Of the Old Town Gas Leak Yesterday.
I saw yesterday and read this morning about a gas leak in Wichita’s Old Town, which reminded me of a story from back in my Dish Network days. The firm headquarters out of Englewood, Colorado, in two four-story offices reaching approximately 700,000 square feet and housing around 5,000 employees (give or take, economy depending). So the story goes, and I haven’t researched it, that the firm’s CEO, Charlie Ergen, bought the two buildings at steep discount from Meryl Lynch, who built them during the tech boom (Englewood is in the Denver Tech District). In the lobby of the second building, behind the receptionist, in stained blue glass is a cutting of Meryl’s famous bull symbol.
I worked on the fourth floor of Building 1, which housed the marketing, consumer, commercial, and programming departments, as well as the CMO and executive leadership team. I’m unsure how many people worked on the floor of the building where my department sat, but it was a lot—over 500.

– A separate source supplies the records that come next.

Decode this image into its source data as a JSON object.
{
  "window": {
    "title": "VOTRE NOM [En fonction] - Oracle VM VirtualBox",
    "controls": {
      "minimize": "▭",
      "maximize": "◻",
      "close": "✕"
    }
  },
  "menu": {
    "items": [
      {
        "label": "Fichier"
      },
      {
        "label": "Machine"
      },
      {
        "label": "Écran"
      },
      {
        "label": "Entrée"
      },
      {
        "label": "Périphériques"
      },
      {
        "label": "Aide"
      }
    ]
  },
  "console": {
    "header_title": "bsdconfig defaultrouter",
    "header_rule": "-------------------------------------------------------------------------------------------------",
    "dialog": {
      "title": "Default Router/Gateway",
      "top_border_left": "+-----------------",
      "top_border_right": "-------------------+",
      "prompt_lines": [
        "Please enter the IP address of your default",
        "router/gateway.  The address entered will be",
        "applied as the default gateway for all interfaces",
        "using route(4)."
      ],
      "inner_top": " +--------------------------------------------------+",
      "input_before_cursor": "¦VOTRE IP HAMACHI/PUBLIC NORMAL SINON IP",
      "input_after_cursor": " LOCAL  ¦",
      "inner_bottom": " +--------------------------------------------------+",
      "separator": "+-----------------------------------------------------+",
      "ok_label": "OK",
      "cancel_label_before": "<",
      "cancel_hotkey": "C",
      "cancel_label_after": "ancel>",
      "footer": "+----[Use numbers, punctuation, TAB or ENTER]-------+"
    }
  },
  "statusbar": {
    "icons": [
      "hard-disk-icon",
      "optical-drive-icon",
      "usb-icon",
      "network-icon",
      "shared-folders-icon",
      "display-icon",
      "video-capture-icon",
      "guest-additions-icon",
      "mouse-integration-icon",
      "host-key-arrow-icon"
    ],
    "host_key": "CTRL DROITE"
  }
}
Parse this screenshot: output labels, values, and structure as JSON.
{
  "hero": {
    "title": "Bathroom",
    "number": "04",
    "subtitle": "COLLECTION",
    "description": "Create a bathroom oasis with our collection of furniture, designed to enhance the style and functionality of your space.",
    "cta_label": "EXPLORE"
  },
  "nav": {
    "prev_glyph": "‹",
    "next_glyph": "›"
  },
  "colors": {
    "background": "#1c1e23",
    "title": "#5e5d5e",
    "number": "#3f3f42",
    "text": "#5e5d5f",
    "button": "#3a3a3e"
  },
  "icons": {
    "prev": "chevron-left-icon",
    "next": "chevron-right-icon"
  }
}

One afternoon I was sitting at my desk when I smelled natural gas. This to me was a remarkable development since, from how I saw it, the gas must have traveled a long way to reach me. And why, since my desk sat in the center of the floor, was I the only one to notice the odor? I went to my boss’s office and asked her if she recognized it. She thought perhaps the odor was there, but she thought we ought to check with the facilities department to see what they knew.
We called, and they said they had no reports or indication of a gas leak. That was it; I returned to my desk.
But the smell persisted. As I sat at my desk I could not help but think of how angry I’d be if I died in a natural gas explosion that I had earlier reported. When I couldn’t take it any longer, I went back to my boss and told her something like this: “Hey, I know I’m probably just overreacting, but I know I smell natural gas. I’m leaving.” She told me okay—let’s think about that for a moment: I wanted to ask permission to exit a potentially life-threatening situation—so I left. (I would have left regardless.)
I chose the stairs over the elevator. If something went wrong while I was exiting, the last thing I wanted was to be trapped in an elevator. (Again, logistics here are important: inside the building is a large opened space and on each side are the floors with their respective offices; I was walking down a stairway that was opened into the opened space.)
When I reached the second floor, I heard a massive alarm sound. It was the kind of sound made in submarine movies when the captain orders the boat to dive. A voice came over a loud speaker ordering all employees to evacuate due to a gas leak in the building’s infrastructure.
I’m unsure there’s a moral here, but if there is, I guess it’s this: Trust your instincts—this is somewhat of a theme throughout my blog posts. You have them for a reason. And just because everyone tells you you’re wrong, there’s also a chance you may be right. Probably you are wrong, but I’d rather be alive and wrong than dead and right.